The ALU, led by former JFK8 manager Christian Smalls, started after Amazon fired Smalls for allegedly violating social distancing rules. Smalls said he was fired in retaliation for organizing a protest in the first weeks coronavirus pandemic To call for stronger safety measures.

LDJ5 is a much smaller facility than JFK8, which employs about 6,000 people and is Amazon’s largest fulfillment center in New York. At LDJ5, part-time workers primarily prepare packages for delivery.

The last time Labor organizers suffered a defeat was in March, when Amazon was hit Workers in Bessemer, Alabama, Apparently he voted against joining the Retail, Wholesale and Department Store Consortium. However, the election is still very close to being held and hinges on several hundred contested ballot papers. As it stands, the difference narrowed from last year’s first election, the results of which were dumped after the NLRB found illegal interference by Amazon.

Before the pandemic, the last major union vote took place at an Amazon US facility in a Delaware warehouse in 2014. A group of repair technicians Vote 21 to 6. Against joining the International Association of Machinists and Aerospace Workers.

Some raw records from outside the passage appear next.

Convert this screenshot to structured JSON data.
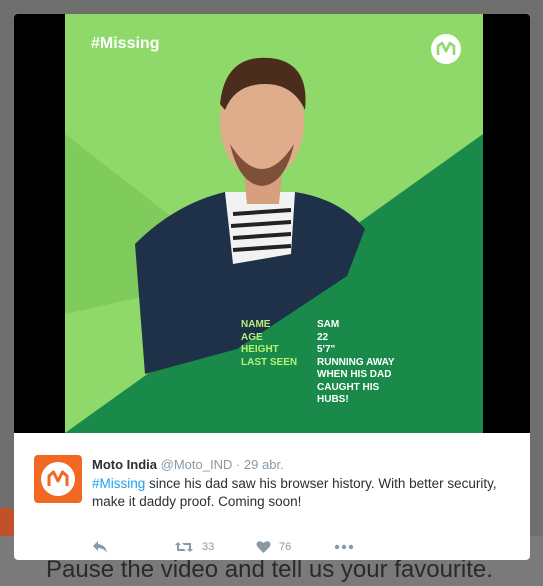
{
  "background": {
    "caption": "Pause the video and tell us your favourite."
  },
  "media": {
    "hashtag_label": "#Missing",
    "colors": {
      "light_green": "#8fd96a",
      "dark_green": "#1a8a4a",
      "accent": "#b6f07a"
    },
    "fields": [
      {
        "label": "NAME",
        "value": "SAM"
      },
      {
        "label": "AGE",
        "value": "22"
      },
      {
        "label": "HEIGHT",
        "value": "5'7\""
      },
      {
        "label": "LAST SEEN",
        "value": "RUNNING AWAY WHEN HIS DAD CAUGHT HIS HUBS!"
      }
    ]
  },
  "tweet": {
    "author_name": "Moto India",
    "handle": "@Moto_IND",
    "separator": " · ",
    "date": "29 abr.",
    "text_hashtag": "#Missing",
    "text_body": " since his dad saw his browser history. With better security, make it daddy proof. Coming soon!",
    "actions": {
      "reply_icon": "reply-icon",
      "retweet_count": "33",
      "like_count": "76",
      "more_icon": "more-icon"
    }
  }
}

Watch: Andy Gacy, CEO of Amazon, says it’s best for employees not to join a union